Jeffrey is a member of the music department faculty at Coastal Carolina University in South Carolina. He has taught at Grand Canyon University, the Arizona State University Herberger College-at-Large, and served as a voice coach at Arizona State University during the fall of 2006. Jeffrey was awarded a Doctorate of Musical Arts in vocal performance at Arizona State University where he also received a Master of Music in opera performance. He earned a Bachelor of Music degree from the University of North Texas and is a graduate of the Interlochen Arts Academy. During his studies, Jeffrey worked with the following teachers and coaches: Andrew Campbell, Jerry Doan, Harold Heiberg, Walter Huff, Jeffrey Norris, Juanita Peters, William Reber and Eckart Sellheim.
The Chattanooga Symphony & Opera Chorus includes professional and amateur musicians from the Tri-State Region and has been performing for over 50 years. The CSO Chorus repertoire ranges from La Boheme to The Music of Queen.
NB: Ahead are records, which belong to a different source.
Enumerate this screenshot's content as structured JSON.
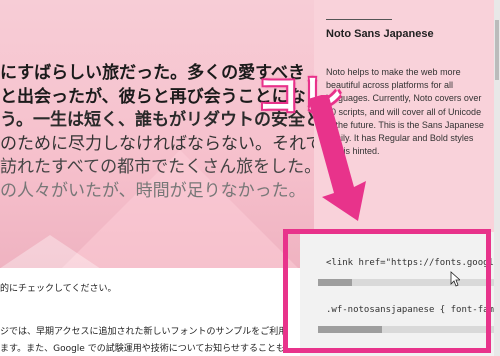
{
  "hero": {
    "lines": [
      "にすばらしい旅だった。多くの愛すべき",
      "と出会ったが、彼らと再び会うことにな",
      "う。一生は短く、誰もがリダウトの安全と",
      "のために尽力しなければならない。それで",
      "訪れたすべての都市でたくさん旅をした。",
      "の人々がいたが、時間が足りなかった。"
    ]
  },
  "side_panel": {
    "title": "Noto Sans Japanese",
    "description": "Noto helps to make the web more beautiful across platforms for all languages. Currently, Noto covers over 30 scripts, and will cover all of Unicode in the future. This is the Sans Japanese family. It has Regular and Bold styles and is hinted."
  },
  "code_panel": {
    "link_line": "<link href=\"https://fonts.googlea",
    "css_line": ".wf-notosansjapanese { font-fami"
  },
  "annotation": {
    "label": "コレ",
    "color": "#e8338b"
  },
  "lower": {
    "line1": "的にチェックしてください。",
    "line2": "ジでは、早期アクセスに追加された新しいフォントのサンプルをご利用",
    "line3": "ます。また、Google での試験運用や技術についてお知らせすることも"
  }
}
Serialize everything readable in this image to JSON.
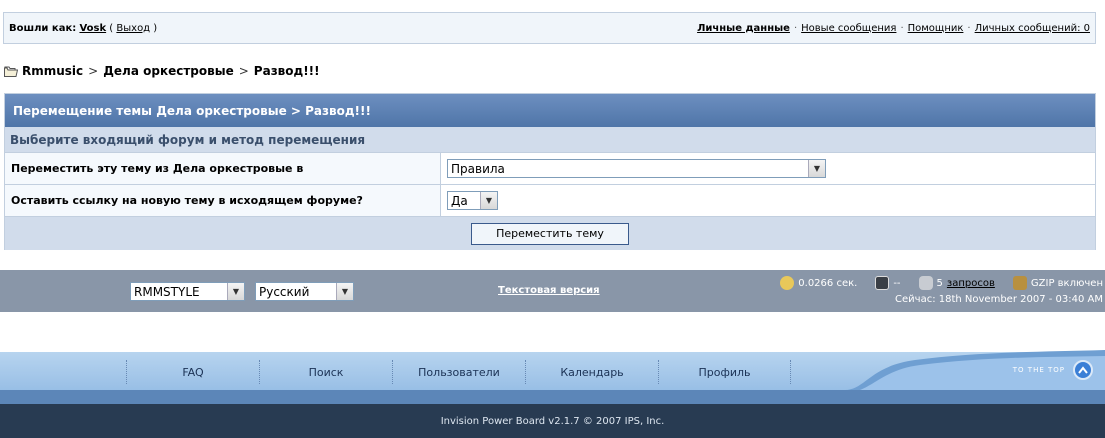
{
  "userbar": {
    "logged_prefix": "Вошли как:",
    "username": "Vosk",
    "logout_open": "(",
    "logout_label": "Выход",
    "logout_close": ")",
    "links": [
      {
        "label": "Личные данные"
      },
      {
        "label": "Новые сообщения"
      },
      {
        "label": "Помощник"
      },
      {
        "label": "Личных сообщений: 0"
      }
    ],
    "separator": "·"
  },
  "breadcrumb": {
    "items": [
      "Rmmusic",
      "Дела оркестровые",
      "Развод!!!"
    ],
    "separator": ">"
  },
  "move_form": {
    "title": "Перемещение темы Дела оркестровые > Развод!!!",
    "subtitle": "Выберите входящий форум и метод перемещения",
    "destination_label": "Переместить эту тему из Дела оркестровые в",
    "destination_value": "Правила",
    "leave_link_label": "Оставить ссылку на новую тему в исходящем форуме?",
    "leave_link_value": "Да",
    "submit_label": "Переместить тему"
  },
  "style_bar": {
    "skin_value": "RMMSTYLE",
    "language_value": "Русский",
    "lofi_label": "Текстовая версия",
    "exec_time": "0.0266 сек.",
    "load": "--",
    "queries_count": "5",
    "queries_label": "запросов",
    "gzip": "GZIP включен",
    "server_time": "Сейчас: 18th November 2007 - 03:40 AM"
  },
  "footer_nav": {
    "links": [
      "FAQ",
      "Поиск",
      "Пользователи",
      "Календарь",
      "Профиль"
    ],
    "to_top": "TO THE TOP"
  },
  "copyright": "Invision Power Board v2.1.7 © 2007  IPS, Inc.",
  "colors": {
    "title_bar": "#4f75a8",
    "subtitle_bar": "#d1dceb",
    "border": "#c2cfdf",
    "style_bar": "#8996a8",
    "footer_dark": "#283b52"
  }
}
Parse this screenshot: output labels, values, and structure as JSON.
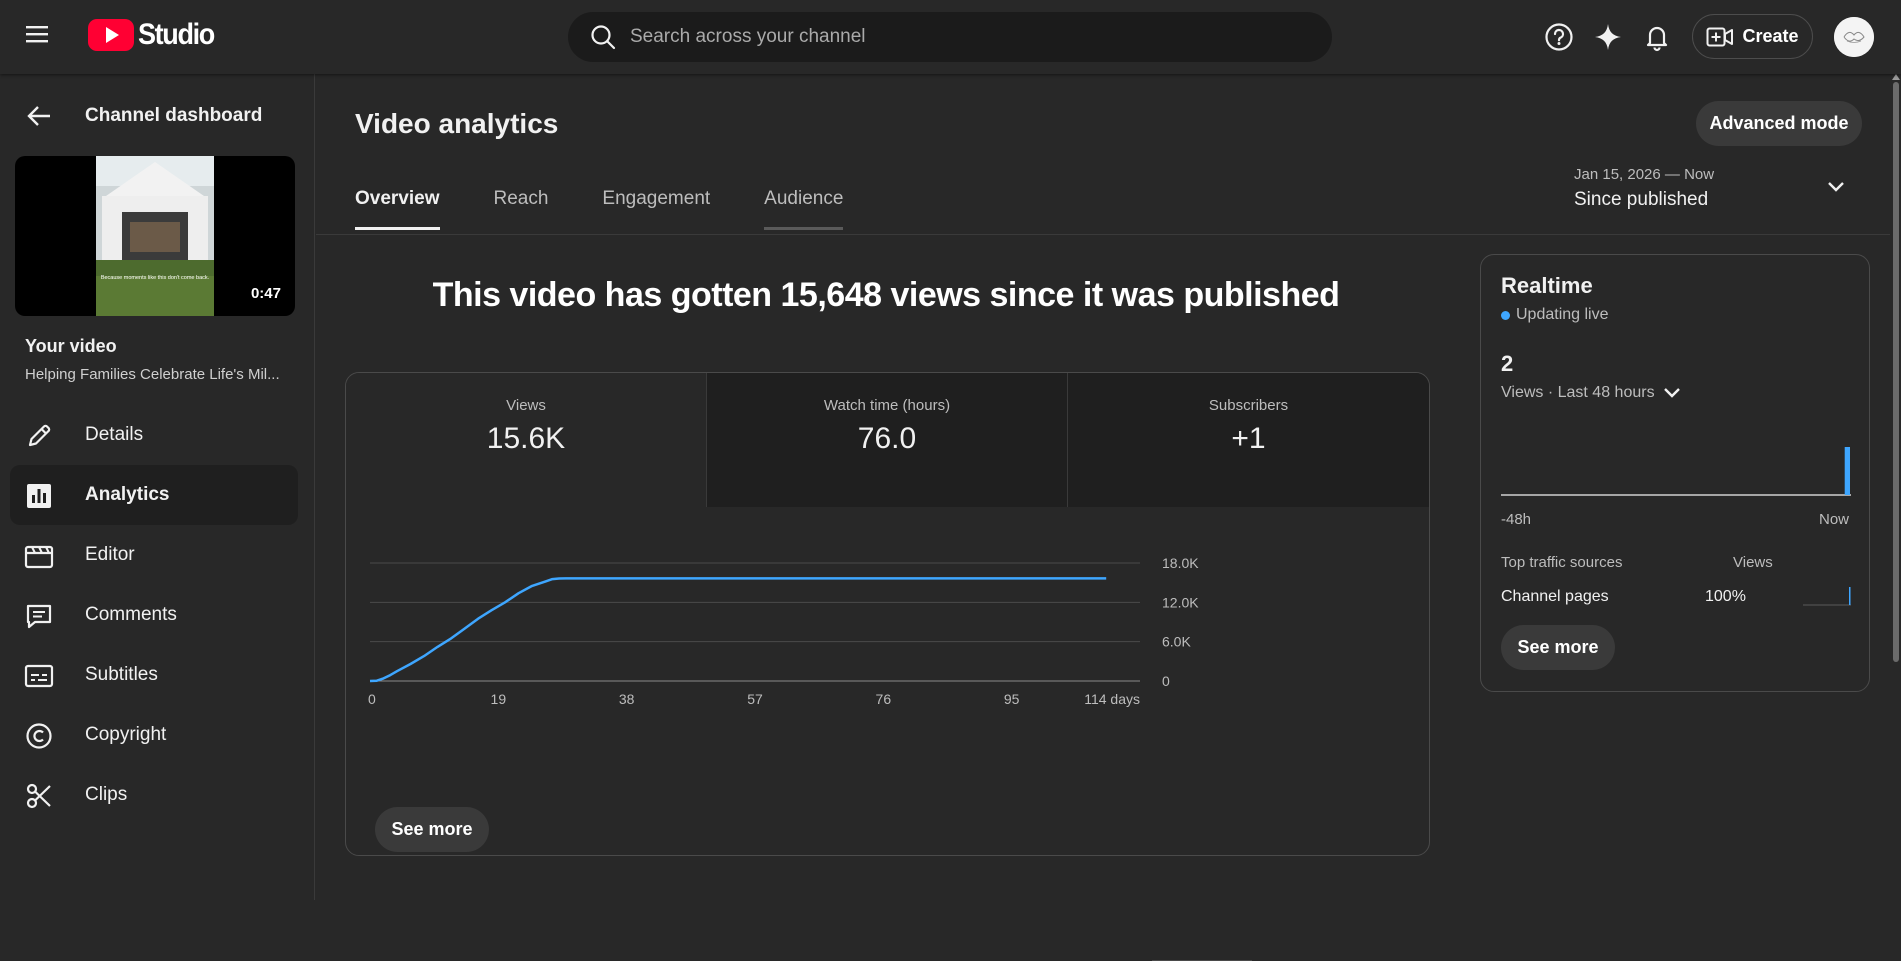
{
  "header": {
    "logo_text": "Studio",
    "search_placeholder": "Search across your channel",
    "create_label": "Create"
  },
  "sidebar": {
    "back_label": "Channel dashboard",
    "thumbnail": {
      "duration": "0:47",
      "caption": "Because moments like this don't come back."
    },
    "video_title": "Your video",
    "video_subtitle": "Helping Families Celebrate Life's Mil...",
    "items": [
      {
        "label": "Details",
        "icon": "pencil-icon"
      },
      {
        "label": "Analytics",
        "icon": "analytics-icon",
        "active": true
      },
      {
        "label": "Editor",
        "icon": "clapperboard-icon"
      },
      {
        "label": "Comments",
        "icon": "comment-icon"
      },
      {
        "label": "Subtitles",
        "icon": "subtitles-icon"
      },
      {
        "label": "Copyright",
        "icon": "copyright-icon"
      },
      {
        "label": "Clips",
        "icon": "scissors-icon"
      }
    ]
  },
  "main": {
    "title": "Video analytics",
    "advanced_mode_label": "Advanced mode",
    "tabs": [
      {
        "label": "Overview",
        "active": true
      },
      {
        "label": "Reach"
      },
      {
        "label": "Engagement"
      },
      {
        "label": "Audience"
      }
    ],
    "date_range": {
      "range": "Jan 15, 2026 — Now",
      "label": "Since published"
    },
    "headline": "This video has gotten 15,648 views since it was published",
    "metrics": [
      {
        "label": "Views",
        "value": "15.6K"
      },
      {
        "label": "Watch time (hours)",
        "value": "76.0"
      },
      {
        "label": "Subscribers",
        "value": "+1"
      }
    ],
    "see_more_label": "See more"
  },
  "chart_data": {
    "type": "line",
    "x_tick_labels": [
      "0",
      "19",
      "38",
      "57",
      "76",
      "95",
      "114 days"
    ],
    "y_tick_labels": [
      "0",
      "6.0K",
      "12.0K",
      "18.0K"
    ],
    "xlim": [
      0,
      114
    ],
    "ylim": [
      0,
      18000
    ],
    "series": [
      {
        "x": [
          0,
          1,
          2,
          3,
          4,
          6,
          8,
          10,
          12,
          14,
          16,
          18,
          20,
          22,
          24,
          26,
          27,
          28,
          29,
          30,
          32,
          40,
          60,
          80,
          100,
          109
        ],
        "y": [
          0,
          50,
          400,
          900,
          1500,
          2600,
          3800,
          5200,
          6500,
          8000,
          9500,
          10800,
          12000,
          13400,
          14500,
          15200,
          15550,
          15640,
          15648,
          15648,
          15648,
          15648,
          15648,
          15648,
          15648,
          15648
        ]
      }
    ],
    "color": "#3ea6ff",
    "grid": true
  },
  "realtime": {
    "title": "Realtime",
    "status": "Updating live",
    "count": "2",
    "period": "Views · Last 48 hours",
    "axis_left": "-48h",
    "axis_right": "Now",
    "bars": [
      0,
      0,
      0,
      0,
      0,
      0,
      0,
      0,
      0,
      0,
      0,
      0,
      0,
      0,
      0,
      0,
      0,
      0,
      0,
      0,
      0,
      0,
      0,
      0,
      0,
      0,
      0,
      0,
      0,
      0,
      0,
      0,
      0,
      0,
      0,
      0,
      0,
      0,
      0,
      0,
      0,
      0,
      0,
      0,
      0,
      0,
      0,
      2
    ],
    "table_header_source": "Top traffic sources",
    "table_header_views": "Views",
    "sources": [
      {
        "name": "Channel pages",
        "percent": "100%",
        "share": 1.0
      }
    ],
    "see_more_label": "See more"
  },
  "colors": {
    "accent": "#3ea6ff",
    "brand_red": "#ff0033"
  }
}
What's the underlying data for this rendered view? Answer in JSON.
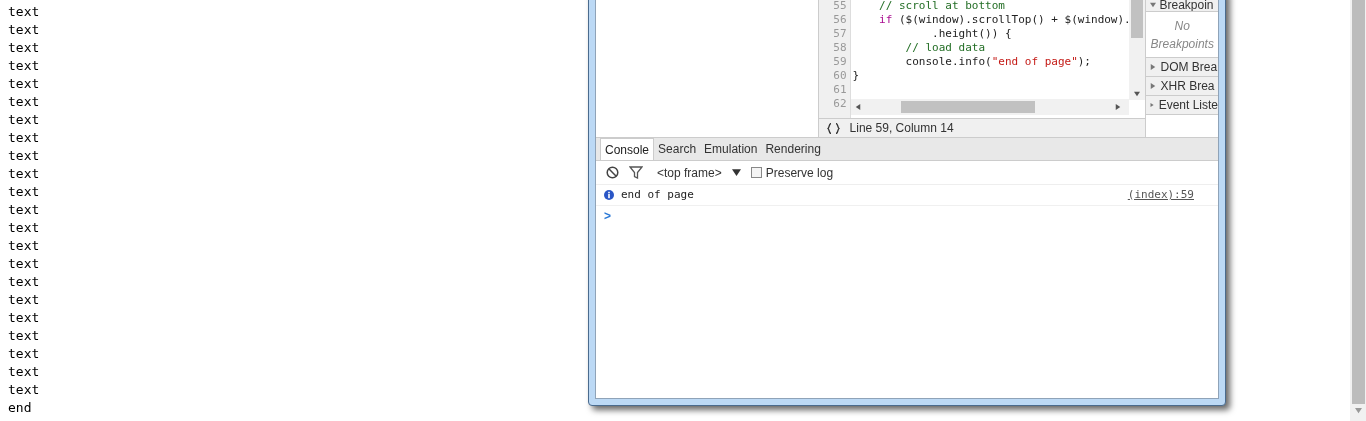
{
  "page_lines": [
    "text",
    "text",
    "text",
    "text",
    "text",
    "text",
    "text",
    "text",
    "text",
    "text",
    "text",
    "text",
    "text",
    "text",
    "text",
    "text",
    "text",
    "text",
    "text",
    "text",
    "text",
    "text",
    "end"
  ],
  "code": {
    "lines": [
      {
        "number": "55",
        "tokens": [
          {
            "kind": "comment",
            "text": "    // scroll at bottom"
          }
        ]
      },
      {
        "number": "56",
        "tokens": [
          {
            "kind": "keyword",
            "text": "    if"
          },
          {
            "kind": "plain",
            "text": " ($(window).scrollTop() + $(window)."
          }
        ]
      },
      {
        "number": "57",
        "tokens": [
          {
            "kind": "plain",
            "text": "            .height()) {"
          }
        ]
      },
      {
        "number": "58",
        "tokens": [
          {
            "kind": "comment",
            "text": "        // load data"
          }
        ]
      },
      {
        "number": "59",
        "tokens": [
          {
            "kind": "plain",
            "text": "        console.info("
          },
          {
            "kind": "string",
            "text": "\"end of page\""
          },
          {
            "kind": "plain",
            "text": ");"
          }
        ]
      },
      {
        "number": "60",
        "tokens": [
          {
            "kind": "plain",
            "text": "}"
          }
        ]
      },
      {
        "number": "61"
      },
      {
        "number": "62"
      }
    ],
    "status": "Line 59, Column 14"
  },
  "sidebar": {
    "header": "Breakpoin",
    "empty_text": "No Breakpoints",
    "sections": [
      {
        "label": "DOM Brea",
        "expanded": false
      },
      {
        "label": "XHR Brea",
        "expanded": false
      },
      {
        "label": "Event Liste",
        "expanded": false
      }
    ]
  },
  "drawer": {
    "tabs": [
      {
        "label": "Console",
        "selected": true
      },
      {
        "label": "Search",
        "selected": false
      },
      {
        "label": "Emulation",
        "selected": false
      },
      {
        "label": "Rendering",
        "selected": false
      }
    ],
    "frame_select": "<top frame>",
    "preserve_log": {
      "label": "Preserve log",
      "checked": false
    },
    "messages": [
      {
        "kind": "info",
        "text": "end of page",
        "source": "(index):59"
      }
    ],
    "prompt": ">"
  }
}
“phenomenal with incredible energy and careful attention to vocal and instrumental detail”
by the Chattanooga Times Free Press, this volunteer chorus gives their time and talents to create exceptional music. Darrin Hassevoort, CSO Director of Choruses, has lea the CSO chorus for over 10 seasons.
Notes from the CSO Audience
Prague Philharmonia performance of Mozart’s Symphony No. 38 “Prague”
Performance of Mozart Requiem